(USC). Just to take some pictures of the facade of the building. USC is regarded as the oldest school in the Philippines.
Chapel in USC Technological Campus
It is older than University of Santo Tomas
in Manila, and even older than Harvard. Though the scholastic legacy is not as solid as the former schools due to its history of interruptions, change of administrations and war. Originally, it was a Jesuit school, and when the Jesuits were expelled from the Philippines, it was taken over by the Bishop of Cebu to be taken cared by Dominicans, then the Vicentians and currently entrusted to the SVD fathers. I would say, I really have no attachment to the Main Campus since I have not attended any classes in the main campus. All my classes where all in the Technological Center. USC has four campuses spread in different areas of Cebu.

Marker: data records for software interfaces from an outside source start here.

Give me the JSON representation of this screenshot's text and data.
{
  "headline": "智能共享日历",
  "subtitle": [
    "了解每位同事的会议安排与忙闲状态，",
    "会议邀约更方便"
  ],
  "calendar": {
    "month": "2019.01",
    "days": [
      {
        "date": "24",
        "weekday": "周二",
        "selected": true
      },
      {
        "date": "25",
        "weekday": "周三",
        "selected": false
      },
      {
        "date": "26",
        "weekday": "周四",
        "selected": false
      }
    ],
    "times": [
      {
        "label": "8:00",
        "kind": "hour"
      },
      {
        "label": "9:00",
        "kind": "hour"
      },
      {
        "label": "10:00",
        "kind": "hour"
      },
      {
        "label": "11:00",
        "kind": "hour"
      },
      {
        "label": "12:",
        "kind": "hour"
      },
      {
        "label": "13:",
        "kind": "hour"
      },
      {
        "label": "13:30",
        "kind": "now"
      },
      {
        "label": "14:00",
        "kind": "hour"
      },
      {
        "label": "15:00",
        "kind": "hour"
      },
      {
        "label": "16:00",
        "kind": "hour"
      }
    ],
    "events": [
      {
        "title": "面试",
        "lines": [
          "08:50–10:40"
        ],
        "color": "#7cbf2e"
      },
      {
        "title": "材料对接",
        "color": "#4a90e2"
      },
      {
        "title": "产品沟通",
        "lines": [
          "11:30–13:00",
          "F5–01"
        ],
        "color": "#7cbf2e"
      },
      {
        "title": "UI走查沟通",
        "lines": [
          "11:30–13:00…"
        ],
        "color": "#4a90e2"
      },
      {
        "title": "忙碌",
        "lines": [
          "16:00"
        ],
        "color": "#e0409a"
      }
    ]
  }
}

Then we went to TC, I got surprised that there were new buildings in the campus.
Twelve years ago, when I first set foot in this campus, I was in total limbo. Cebu is very far from Mindoro
and I didn't know how to speak the Visayan language (the native tongue of Cebu), much more understand it. When I was still a student there, there were only two major buildings - Engineering and the Science building which is uphill next to the chapel. Now, there are I think 5 new modern buildings and for the students to get into these newly built buildings, the campus has its multicab service to transport students up to the buildings on top of the hilly terrain of the campus.
This day was nothing but nostalgic to me. I was glad to be back in Cebu.